I love its variable geometry adjusted by manipulating the axles chips which also concurrently moves the rear brake mount.
Its easily-accessible internal cable routing with clearly marked ports are definitely a plus, along with the traditional threaded bottom bracket.
I first came across the forerunner of the 3D-printed carbon Emery One roughly a year ago while working on an assignment for Reuters, so seeing its redesigned form as an eBike was pleasant, yet not much of a surprise.
Unlike the human-powered version, the Emery One is 3D-printed in USA with Arevo technology and made in partnership with Franco Bike. The one shown at Sea Otter came with a potent Bosch Performance Line drivetrain capable of up to 100 miles with its 500wh battery, integrated storage options all in its unmistakable shape. Reservations for Emery One are now open with prices starting at $5,500 and a limited 100 unit Founder’s edition at $7,500.
Ritchey Swiss Cross
The venerable Ritchey Swiss Cross has now been updated! Flat-mount disc, thru-axles, room for 40c tires, and an updated geometry handmade with a triple-butted Ritchey Logic II CroMo steel tubing.
In celebrating its 25-year anniversary, Ritchey is also producing a limited run of a hundred of them draped in its iconic red/white fade like the ones Thomas Frischknecht once rode. A miniature handlebar cowbell is included, too.
Spurcycle M2 Bell
Spurcycle arguably makes one of the best bells in the biz already, but there ain’t no stopping Nick and Clint from innovating. The M2 features the same metal dome as the original bell, but the striking mechanism has been moved internally within the dome along with a shorter throw lever and a narrower clamp for those cramped mountain bike cockpits. The M2 will be available at end of this summer in two flavors: A raw brass dome for $29, or nickel brass dome with black DLC coating for $39.

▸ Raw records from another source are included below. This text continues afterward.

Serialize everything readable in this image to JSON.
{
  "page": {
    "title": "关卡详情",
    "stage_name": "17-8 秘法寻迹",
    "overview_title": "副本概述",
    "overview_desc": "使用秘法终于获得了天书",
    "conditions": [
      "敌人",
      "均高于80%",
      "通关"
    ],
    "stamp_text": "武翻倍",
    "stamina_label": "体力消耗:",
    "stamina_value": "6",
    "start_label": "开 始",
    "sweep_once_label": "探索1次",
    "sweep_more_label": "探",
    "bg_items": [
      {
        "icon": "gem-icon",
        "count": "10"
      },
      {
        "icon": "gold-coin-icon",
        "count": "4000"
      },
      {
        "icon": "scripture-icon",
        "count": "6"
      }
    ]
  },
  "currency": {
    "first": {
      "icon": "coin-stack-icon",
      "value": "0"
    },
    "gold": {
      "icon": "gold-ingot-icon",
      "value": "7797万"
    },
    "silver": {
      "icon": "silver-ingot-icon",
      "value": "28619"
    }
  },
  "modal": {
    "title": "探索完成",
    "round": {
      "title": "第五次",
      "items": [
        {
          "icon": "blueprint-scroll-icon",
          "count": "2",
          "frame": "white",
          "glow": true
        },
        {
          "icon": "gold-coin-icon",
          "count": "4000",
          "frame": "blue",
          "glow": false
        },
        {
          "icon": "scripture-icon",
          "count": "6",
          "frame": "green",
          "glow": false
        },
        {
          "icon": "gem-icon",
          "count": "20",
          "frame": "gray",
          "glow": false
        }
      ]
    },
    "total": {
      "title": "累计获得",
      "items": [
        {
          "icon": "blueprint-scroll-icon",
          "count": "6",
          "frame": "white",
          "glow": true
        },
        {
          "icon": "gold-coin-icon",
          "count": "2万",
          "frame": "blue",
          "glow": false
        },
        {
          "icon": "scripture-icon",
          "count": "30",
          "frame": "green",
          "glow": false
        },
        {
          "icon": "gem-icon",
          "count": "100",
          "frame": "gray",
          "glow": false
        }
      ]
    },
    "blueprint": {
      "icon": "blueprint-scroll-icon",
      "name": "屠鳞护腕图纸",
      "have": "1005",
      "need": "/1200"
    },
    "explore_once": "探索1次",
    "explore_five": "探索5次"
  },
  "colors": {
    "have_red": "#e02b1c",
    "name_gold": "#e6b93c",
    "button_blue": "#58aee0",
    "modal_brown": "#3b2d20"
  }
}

Hutchinson produced its first bicycle tire in 1890 and for 2019 the French manufacturer brought us their new MTB tires, the Griffus. Labeled under Hutchinson Racing Lab representing the company’s top-flight tires, Griffus, meaning “clawed” in French, is a gravity-oriented dry-condition optimized for grip and low rolling resistance. The Griffus comes in both 29 and 27.5 in either 2.4 or 2.5 and each width is paired with similar, yet slightly different tread profiles optimized to its width. Bonus point: tan sidewalls.